Which buildings in the Old Dominion are favorites?
That’s what Richmond’s Virginia Center for Architecture and the Virginia Society of the American Institute of Architects (AIA) asked in a public poll last year to commemorate the centennial of the AIA in the Commonwealth.
Just under 30,000 votes later, the institutions announced “Virginia’s Favorite Architecture”—100 much loved and outstanding structures.
Each of the winning 100 is represented by a photography exhibition now on display at the VCA, 2501 Monument Ave. Hurry in — Sunday, Oct. 19 is the show’s last day.
Virginia’s architecture and architectural history is so rich and varied. There are well-known examples on the list, from the Jamestown Fort and Jefferson’s Academical Village to Williamsburg’s Governor’s Palace and Bruton Parrish Church. There are plantations, too, from Mount Airy (pictured above) to Smithfield and Shirley, as well.
Other, sometimes lesser-known, buildings also make the list of favorite of buildings you’ll find across Virginia, from Alexandria (Christ Church) and Abingdon (Martha Washington Inn); Blacksburg (Virginia Tech’s Burruss Hall) and Chantilly (Dulles Airport); to Lexington (Washington and Lee’s Chapel and the Coffee Pot Building), Lofton (Gunston Hall) , Lynchburg (Point of Honor), Lyndhurst (Swannanoa) and Norfolk (Scope Arena).
After exploring the exhibition, there are some buildings I’m now terribly excited to see in person. These include Hollin Hills (1971), the midcentury modern neighborhood in Alexandria, Carlin’s Amoco Station (1947, pictured above) and the Taubman Museum of Art (2008), both in Roanoke.
And speaking of art museums, one of the “Virginia’s Favorite Architecture” winners is yet to be constructed: The VCU Institute for Contemporary Art by Steven Holl Architects + BCWH.
How many more of the top 100 buildings voted on are in Richmond metro area? Visit the exhibition and find out.
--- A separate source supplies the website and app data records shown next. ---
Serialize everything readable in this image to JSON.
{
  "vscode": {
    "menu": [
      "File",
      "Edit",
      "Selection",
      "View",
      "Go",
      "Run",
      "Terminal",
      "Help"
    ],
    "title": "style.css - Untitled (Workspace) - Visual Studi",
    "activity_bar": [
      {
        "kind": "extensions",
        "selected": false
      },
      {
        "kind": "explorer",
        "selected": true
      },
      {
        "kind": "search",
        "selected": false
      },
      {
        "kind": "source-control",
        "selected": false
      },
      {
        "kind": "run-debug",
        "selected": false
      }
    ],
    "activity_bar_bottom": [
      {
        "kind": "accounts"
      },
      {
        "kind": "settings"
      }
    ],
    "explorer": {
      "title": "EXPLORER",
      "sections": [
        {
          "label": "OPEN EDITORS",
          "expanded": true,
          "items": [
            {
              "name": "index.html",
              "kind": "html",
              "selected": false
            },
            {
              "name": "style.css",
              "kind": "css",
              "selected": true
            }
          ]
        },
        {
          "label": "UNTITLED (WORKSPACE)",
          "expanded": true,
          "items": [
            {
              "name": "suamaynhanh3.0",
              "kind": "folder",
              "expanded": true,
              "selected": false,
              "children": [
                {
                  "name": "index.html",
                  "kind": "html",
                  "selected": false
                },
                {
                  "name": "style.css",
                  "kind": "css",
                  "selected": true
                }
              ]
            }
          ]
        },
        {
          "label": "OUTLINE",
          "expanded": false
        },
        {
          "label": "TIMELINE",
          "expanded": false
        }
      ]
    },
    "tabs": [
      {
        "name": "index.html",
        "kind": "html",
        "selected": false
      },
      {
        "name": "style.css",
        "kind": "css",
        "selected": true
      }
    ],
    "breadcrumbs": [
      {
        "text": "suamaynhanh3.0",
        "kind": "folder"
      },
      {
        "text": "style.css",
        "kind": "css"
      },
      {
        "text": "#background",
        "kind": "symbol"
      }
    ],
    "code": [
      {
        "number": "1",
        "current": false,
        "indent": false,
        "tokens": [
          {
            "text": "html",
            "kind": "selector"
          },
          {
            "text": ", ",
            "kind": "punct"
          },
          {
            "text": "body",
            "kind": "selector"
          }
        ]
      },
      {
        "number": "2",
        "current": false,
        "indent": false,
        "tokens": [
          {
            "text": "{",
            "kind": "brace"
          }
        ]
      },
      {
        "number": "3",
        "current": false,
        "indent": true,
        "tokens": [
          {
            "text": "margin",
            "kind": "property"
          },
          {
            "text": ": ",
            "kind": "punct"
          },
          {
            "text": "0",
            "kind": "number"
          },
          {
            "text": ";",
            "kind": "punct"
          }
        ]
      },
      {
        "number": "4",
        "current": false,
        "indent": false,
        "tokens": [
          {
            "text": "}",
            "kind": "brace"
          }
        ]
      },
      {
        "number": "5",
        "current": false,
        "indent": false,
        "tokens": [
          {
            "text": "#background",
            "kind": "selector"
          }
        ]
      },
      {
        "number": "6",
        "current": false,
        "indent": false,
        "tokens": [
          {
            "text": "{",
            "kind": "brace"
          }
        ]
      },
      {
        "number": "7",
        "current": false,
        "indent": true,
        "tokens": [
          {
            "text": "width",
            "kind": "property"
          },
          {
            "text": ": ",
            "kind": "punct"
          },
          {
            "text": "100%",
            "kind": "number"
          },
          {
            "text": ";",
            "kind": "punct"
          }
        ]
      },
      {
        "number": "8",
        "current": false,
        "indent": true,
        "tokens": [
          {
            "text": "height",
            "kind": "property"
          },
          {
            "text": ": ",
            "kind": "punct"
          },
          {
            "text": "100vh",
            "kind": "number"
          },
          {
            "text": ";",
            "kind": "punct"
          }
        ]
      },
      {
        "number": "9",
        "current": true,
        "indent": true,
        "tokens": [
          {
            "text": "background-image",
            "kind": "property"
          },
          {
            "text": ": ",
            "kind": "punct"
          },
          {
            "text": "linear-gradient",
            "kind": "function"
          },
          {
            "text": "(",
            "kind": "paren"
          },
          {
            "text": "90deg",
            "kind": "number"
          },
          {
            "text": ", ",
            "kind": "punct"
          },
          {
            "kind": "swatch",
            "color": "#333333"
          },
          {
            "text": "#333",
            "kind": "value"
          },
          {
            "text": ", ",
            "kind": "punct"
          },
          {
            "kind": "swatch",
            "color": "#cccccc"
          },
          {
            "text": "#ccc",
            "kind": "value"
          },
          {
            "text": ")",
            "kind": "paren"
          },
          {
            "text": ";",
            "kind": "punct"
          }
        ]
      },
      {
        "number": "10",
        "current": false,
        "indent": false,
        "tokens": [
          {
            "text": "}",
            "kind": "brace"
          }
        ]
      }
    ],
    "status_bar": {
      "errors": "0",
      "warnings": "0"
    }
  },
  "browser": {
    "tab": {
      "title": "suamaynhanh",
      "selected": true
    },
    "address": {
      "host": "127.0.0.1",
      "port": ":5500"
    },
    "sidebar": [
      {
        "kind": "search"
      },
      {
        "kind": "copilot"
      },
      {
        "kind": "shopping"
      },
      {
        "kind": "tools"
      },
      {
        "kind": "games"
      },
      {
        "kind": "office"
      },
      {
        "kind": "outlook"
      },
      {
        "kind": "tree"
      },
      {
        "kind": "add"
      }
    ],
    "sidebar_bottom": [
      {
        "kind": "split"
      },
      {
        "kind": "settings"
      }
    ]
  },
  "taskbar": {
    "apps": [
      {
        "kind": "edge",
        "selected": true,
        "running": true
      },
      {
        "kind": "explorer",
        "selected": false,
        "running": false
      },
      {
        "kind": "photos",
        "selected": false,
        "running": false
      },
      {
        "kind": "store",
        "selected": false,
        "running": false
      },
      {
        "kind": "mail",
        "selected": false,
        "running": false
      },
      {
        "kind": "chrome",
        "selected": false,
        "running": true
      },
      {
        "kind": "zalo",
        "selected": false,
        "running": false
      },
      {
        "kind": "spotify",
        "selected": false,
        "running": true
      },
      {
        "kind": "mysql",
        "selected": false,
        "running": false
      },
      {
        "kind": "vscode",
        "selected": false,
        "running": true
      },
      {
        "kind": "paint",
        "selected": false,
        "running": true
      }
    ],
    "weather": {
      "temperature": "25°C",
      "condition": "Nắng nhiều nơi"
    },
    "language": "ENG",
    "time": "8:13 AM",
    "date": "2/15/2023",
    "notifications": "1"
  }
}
And be sure to leave time for shopping in the VCA’s superb book and gift shop.
Virginia Center for Architecture is at 2501 Monument Ave. General admission is free, and hours are Tuesday through Friday, 10 a.m. – 5 p.m., Saturday through Sunday, 1 p.m. – 5 p.m.